November 13, 2017Regulatory
Erdheim-Chester Disease (ECD) is a slow-growing blood cancer that originates in the bone marrow, and causes an increased production of histiocytes, a type of white blood cell. Excess histiocytes can result in tumors infiltrating many organs and tissues throughout the body, including the heart, lungs, brain and others. ECD is estimated to affect 600 to 700 patients worldwide. Approximately 54% of patients with ECD have the BRAF V600 mutation.

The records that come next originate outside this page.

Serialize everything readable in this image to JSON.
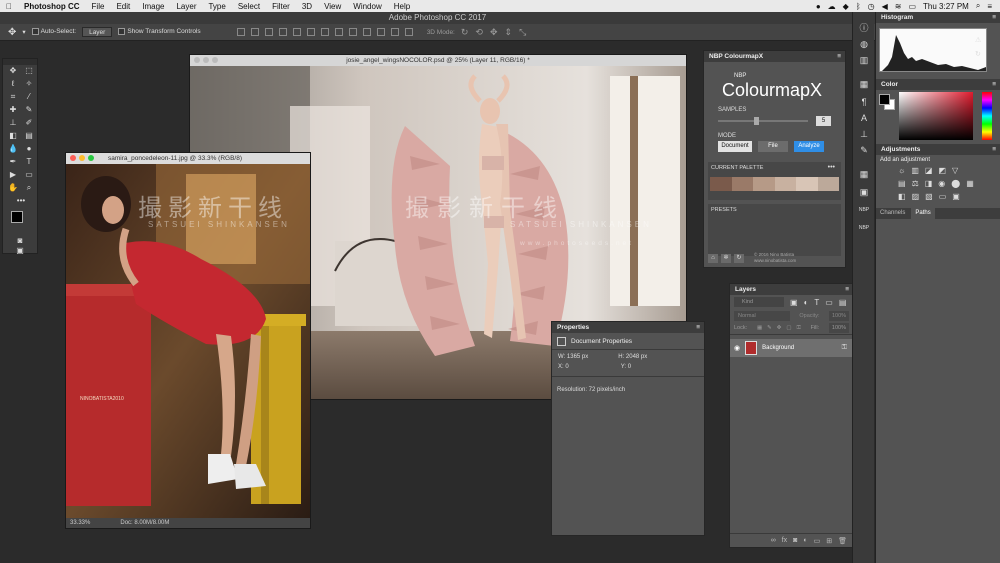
{
  "menubar": {
    "app": "Photoshop CC",
    "items": [
      "File",
      "Edit",
      "Image",
      "Layer",
      "Type",
      "Select",
      "Filter",
      "3D",
      "View",
      "Window",
      "Help"
    ],
    "clock": "Thu 3:27 PM"
  },
  "titlebar": {
    "title": "Adobe Photoshop CC 2017"
  },
  "options": {
    "auto_select": "Auto-Select:",
    "layer": "Layer",
    "transform": "Show Transform Controls",
    "mode3d": "3D Mode:"
  },
  "doc1": {
    "title": "samira_poncedeleon-11.jpg @ 33.3% (RGB/8)",
    "zoom": "33.33%",
    "docsize": "Doc: 8.00M/8.00M",
    "signature": "NINOBATISTA2010"
  },
  "doc2": {
    "title": "josie_angel_wingsNOCOLOR.psd @ 25% (Layer 11, RGB/16) *"
  },
  "colourmap": {
    "panel_title": "NBP ColourmapX",
    "logo_small": "NBP",
    "logo": "ColourmapX",
    "samples_label": "SAMPLES",
    "samples_value": "5",
    "mode_label": "MODE",
    "mode_buttons": [
      "Document",
      "File",
      "Analyze"
    ],
    "palette_label": "CURRENT PALETTE",
    "presets_label": "PRESETS",
    "copyright": "© 2016 Nino Batista",
    "url": "www.ninobatista.com"
  },
  "palette_colors": [
    "#7a5a4b",
    "#9a7a68",
    "#b69a87",
    "#c8b1a0",
    "#d8c5b6",
    "#bca99a"
  ],
  "properties": {
    "title": "Properties",
    "header": "Document Properties",
    "w": "W:  1365 px",
    "h": "H:  2048 px",
    "x": "X:  0",
    "y": "Y:  0",
    "resolution": "Resolution: 72 pixels/inch"
  },
  "layers": {
    "title": "Layers",
    "kind": "Kind",
    "mode": "Normal",
    "opacity": "Opacity:",
    "opacity_val": "100%",
    "lock": "Lock:",
    "fill": "Fill:",
    "fill_val": "100%",
    "layer_name": "Background"
  },
  "histogram": {
    "title": "Histogram"
  },
  "color": {
    "title": "Color"
  },
  "adjustments": {
    "title": "Adjustments",
    "subtitle": "Add an adjustment"
  },
  "tabs": {
    "channels": "Channels",
    "paths": "Paths"
  },
  "watermark": {
    "cjk": "撮影新干线",
    "latin": "SATSUEI SHINKANSEN",
    "url": "www.photoseeds.net"
  }
}
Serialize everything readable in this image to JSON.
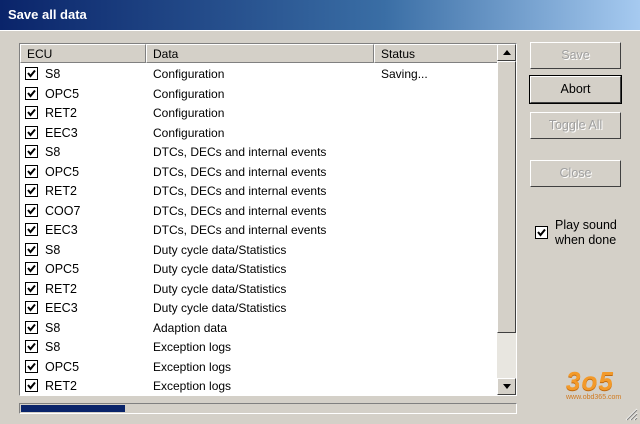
{
  "window": {
    "title": "Save all data"
  },
  "table": {
    "columns": [
      {
        "label": "ECU",
        "width": 126
      },
      {
        "label": "Data",
        "width": 228
      },
      {
        "label": "Status",
        "width": 124
      }
    ],
    "rows": [
      {
        "checked": true,
        "ecu": "S8",
        "data": "Configuration",
        "status": "Saving..."
      },
      {
        "checked": true,
        "ecu": "OPC5",
        "data": "Configuration",
        "status": ""
      },
      {
        "checked": true,
        "ecu": "RET2",
        "data": "Configuration",
        "status": ""
      },
      {
        "checked": true,
        "ecu": "EEC3",
        "data": "Configuration",
        "status": ""
      },
      {
        "checked": true,
        "ecu": "S8",
        "data": "DTCs, DECs and internal events",
        "status": ""
      },
      {
        "checked": true,
        "ecu": "OPC5",
        "data": "DTCs, DECs and internal events",
        "status": ""
      },
      {
        "checked": true,
        "ecu": "RET2",
        "data": "DTCs, DECs and internal events",
        "status": ""
      },
      {
        "checked": true,
        "ecu": "COO7",
        "data": "DTCs, DECs and internal events",
        "status": ""
      },
      {
        "checked": true,
        "ecu": "EEC3",
        "data": "DTCs, DECs and internal events",
        "status": ""
      },
      {
        "checked": true,
        "ecu": "S8",
        "data": "Duty cycle data/Statistics",
        "status": ""
      },
      {
        "checked": true,
        "ecu": "OPC5",
        "data": "Duty cycle data/Statistics",
        "status": ""
      },
      {
        "checked": true,
        "ecu": "RET2",
        "data": "Duty cycle data/Statistics",
        "status": ""
      },
      {
        "checked": true,
        "ecu": "EEC3",
        "data": "Duty cycle data/Statistics",
        "status": ""
      },
      {
        "checked": true,
        "ecu": "S8",
        "data": "Adaption data",
        "status": ""
      },
      {
        "checked": true,
        "ecu": "S8",
        "data": "Exception logs",
        "status": ""
      },
      {
        "checked": true,
        "ecu": "OPC5",
        "data": "Exception logs",
        "status": ""
      },
      {
        "checked": true,
        "ecu": "RET2",
        "data": "Exception logs",
        "status": ""
      }
    ]
  },
  "buttons": {
    "save": {
      "label": "Save",
      "enabled": false
    },
    "abort": {
      "label": "Abort",
      "enabled": true
    },
    "toggle_all": {
      "label": "Toggle All",
      "enabled": false
    },
    "close": {
      "label": "Close",
      "enabled": false
    }
  },
  "options": {
    "play_sound_label": "Play sound when done",
    "play_sound_checked": true
  },
  "progress": {
    "value": 0.21
  },
  "watermark": {
    "logo_text": "3o5",
    "url": "www.obd365.com"
  },
  "colors": {
    "title_gradient_start": "#0a246a",
    "progress_fill": "#0a246a",
    "dialog_bg": "#d4d0c8"
  }
}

Patients with ECD also have very limited life expectancies.
The FDA has expanded the approval of Zelboraf (vemurafenib) to include the treatment of certain adult patients with ECD. Zelboraf is indicated to treat patients whose cancer cells have the BRAF V600 mutation. This product was first approved in 2011 to treat certain patients with melanoma that harbor the BRAF V600E mutation. This is the first FDA-approved treatment for ECD.
Zelboraf is a kinase inhibitor that works by blocking certain enzymes that promote cell growth. The efficacy of Zelboraf for the treatment of ECD was studied in 22 patients with BRAF-V600-mutation positive ECD. The trial measured the percent of patients who experienced a complete or partial reduction in tumor size (overall response rate). In the trial, 11 patients (50%) experienced a partial response and 1 patient (4.5%) experienced a complete response. Common side effects of Zelboraf in patients with ECD include joint pain (arthralgia); small, raised bumps (maculo-papular rash); hair loss (alopecia); fatigue; change in the heart's electrical activity (prolonged QT interval) and skin growths (papilloma). Severe side effects of Zelboraf include the development of new cancers (skin cancer, squamous cell carcinoma or other cancers), growth of tumors in patients with BRAF wild-type melanoma, hypersensitivity reactions (anaphylaxis and DRESS syndrome), severe skin reactions (Stevens-Johnson Syndrome and toxic epidermal necrolysis), heart abnormalities (QT prolongation), liver damage (hepatotoxicity), photosensitivity, severe reactions in the eye (uveitis), immune reactions after receiving radiation treatment (radiation sensitization and radiation recall), kidney failure and thickening of tissue in the hands and feet (Dupuytren's contracture and plantar fascial fibromatosis). Zelboraf can also cause harm to a developing fetus; women should be advised of the potential risk to the fetus and to use effective contraception.
The FDA granted this application Priority Review and Breakthrough Therapy designations for this indication. Zelboraf also received Orphan Drug designation for this indication, which provides incentives to assist and encourage the development of drugs for rare diseases.
The FDA granted the approval of Zelboraf to Hoffman-LaRoche, Inc.